In Philadelphia yesterday, an abandoned four-story building collapsed. The structure had been in the process of being demolished, and the collapse littered rubble throughout the surrounding area, including on parked cars and a Salvation Army store. While initial reports from the Associated Press indicated that there were no fatalities associated with the incident, updated reports note that at least six people died.
Naturally, this event is not something that we’d wish upon anyone. But it provides a vivid example of how various types of business liability insurance work. And because business insurance often feels like an abstract, foggy set of concepts, I decided to seize this opportunity to explain how various unexpected incidents can cause damage and how various coverage types can protect a business.
Business Liability Insurance in Action
Here’s what you need to know to follow the story.
Cast of Characters
- A Salvation Army store, onto which rubble from the collapsed building fell.
- Plato Marinakos, Jr., an architect listed in city records as the contractor in charge of the collapsed building’s demolition
- Campbell Construction, the firm reportedly doing the actual demolition work.
- People who were shopping at the Salvation army or around the collapse.
List of Potential Liabilities
- General Liability: Let’s start with the basics.

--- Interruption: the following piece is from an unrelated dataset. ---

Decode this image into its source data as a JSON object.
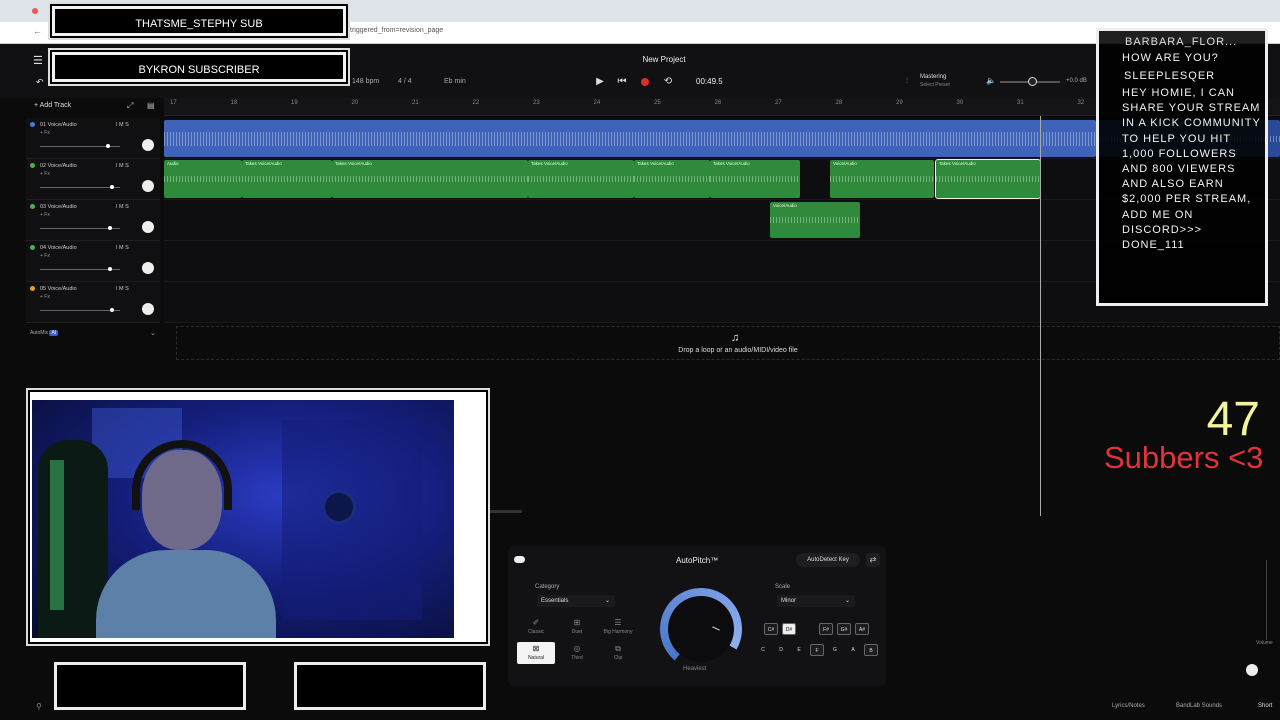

Anyone who was injured by the collapse (and remember, reports list 13 such people) could potentially sue for damages related to their injuries. That means shoppers at the Salvation Army could sue the store, even though the store itself wasn’t at fault for the collapse. In addition, folks whose property was damaged by the collapse (including anyone who had rubble fall on their car) could also sue to collect damages, though they would likely target the architect or Campbell Construction in their suit.
- Property Liability: The Salvation Army store hit by falling debris will no doubt file a Property Insurance claim or two to receive funds to repair its building or replace broken structures. But there’s more to the story: the AP reports that a man en route to an appointment got stopped when falling bricks landed on his truck. If that man were a properly insured small-business owner, he could file a claim with his insurance provider to cover the costs of repairing or replacing his vehicle.
- Errors & Omissions Liability: Some bystanders reportedly suggested that the Campbell Construction workers weren’t tearing down the building safely, and that a collapse was inevitable. Depending on who is ultimately found responsible for the collapse (Campbell Construction? The architect?), affected parties could very well file E&O claims to collect money for damages.
- Business Interruption: The Salvation Army (and possibly the gentleman with the damaged truck) will likely not be conducting business as usual tomorrow (or maybe for the rest of the week). Will the loss of revenue leave them unable to pay their bills? Pay their employees? Make payments on their loans? It could depend on whether or not they have any Business Interruption Insurance, which offers payments to replace revenue lost when a covered event prevents a business from operating as usual.
- Workers’ Compensation: If any of the 14 people injured or killed at the Salvation Army were employees, they and their families might have medical bills or funeral expenses to pay in the near future, and the thrift shop will likely be responsible for paying them. Luckily, if it has a Workers’ Comp policy in place, making those payments should be no problem. And what about the folks working on the collapsed building? They, too, could have suffered injuries, which would have to be covered by Campbell Construction’s or the architect’s Workers’ Compensation policies.
Business Liability Insurance: Not Something to Gamble On
If nothing else, an event like yesterday’s building collapse in Philadelphia reminds us how unpredictable the world is and how a single unexpected incident can lead to a dizzying array of liability issues. It also serves as a sobering wakeup call about how even the most careful business owners can be sidelined by an incident beyond their control – and if they don’t have adequate insurance in place when that happens, they could face serious financial losses.